***** Record set *****

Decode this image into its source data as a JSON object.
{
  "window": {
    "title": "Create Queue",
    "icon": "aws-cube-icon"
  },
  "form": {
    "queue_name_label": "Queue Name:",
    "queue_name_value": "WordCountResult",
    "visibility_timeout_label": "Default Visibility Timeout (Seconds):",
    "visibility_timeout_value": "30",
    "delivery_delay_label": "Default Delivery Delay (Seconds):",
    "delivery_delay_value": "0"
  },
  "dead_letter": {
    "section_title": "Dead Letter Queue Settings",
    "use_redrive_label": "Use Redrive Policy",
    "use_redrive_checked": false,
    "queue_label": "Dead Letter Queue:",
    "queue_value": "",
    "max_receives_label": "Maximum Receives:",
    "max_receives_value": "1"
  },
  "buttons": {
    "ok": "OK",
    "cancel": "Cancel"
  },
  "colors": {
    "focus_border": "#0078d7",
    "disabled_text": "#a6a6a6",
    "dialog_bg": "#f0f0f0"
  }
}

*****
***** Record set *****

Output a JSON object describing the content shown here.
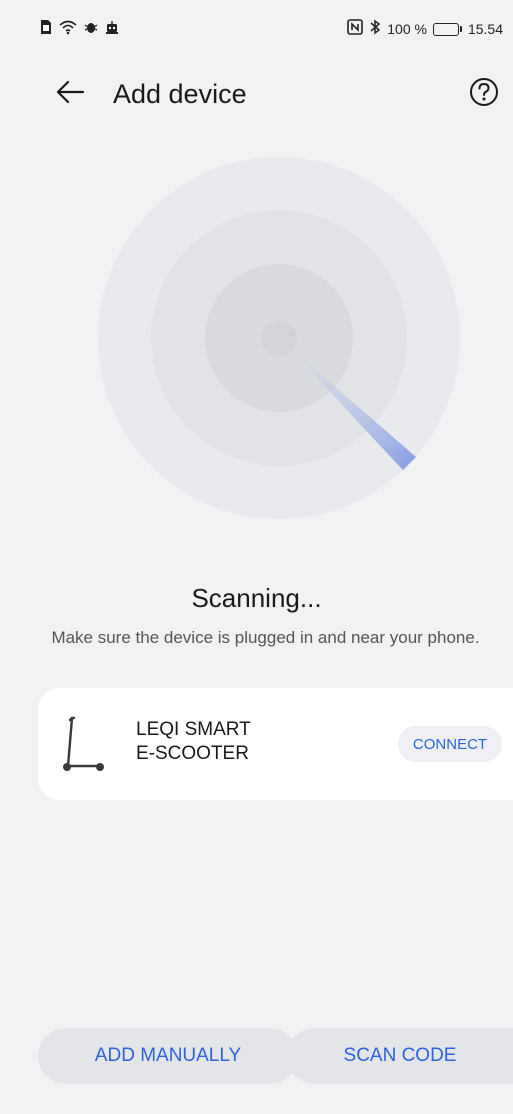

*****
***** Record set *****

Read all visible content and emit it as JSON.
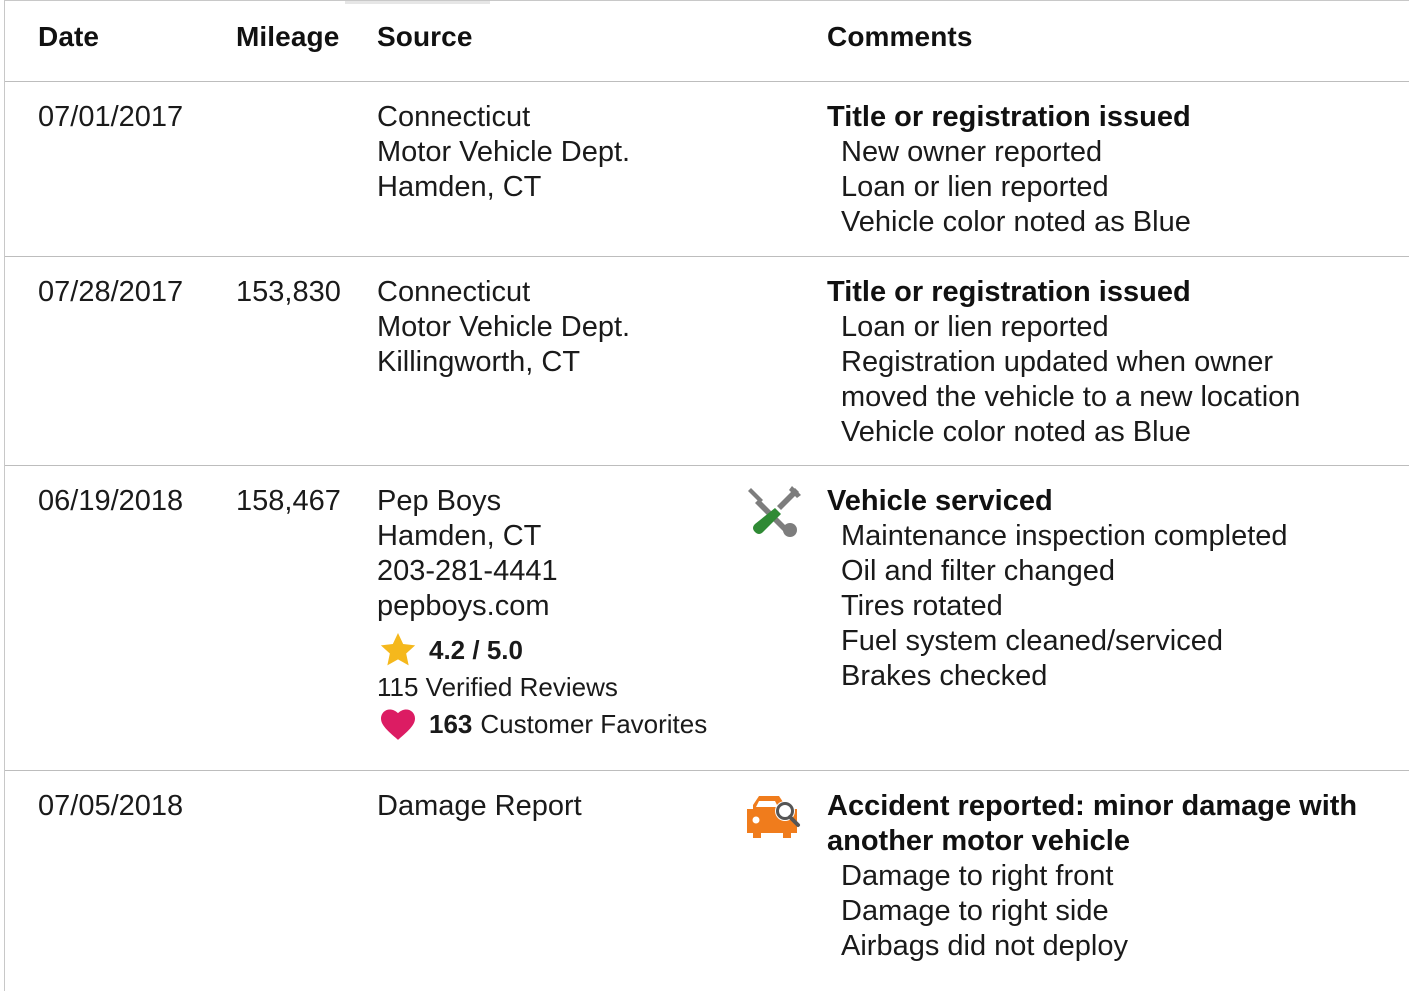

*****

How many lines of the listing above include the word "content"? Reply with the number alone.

§ Solution for this problem
2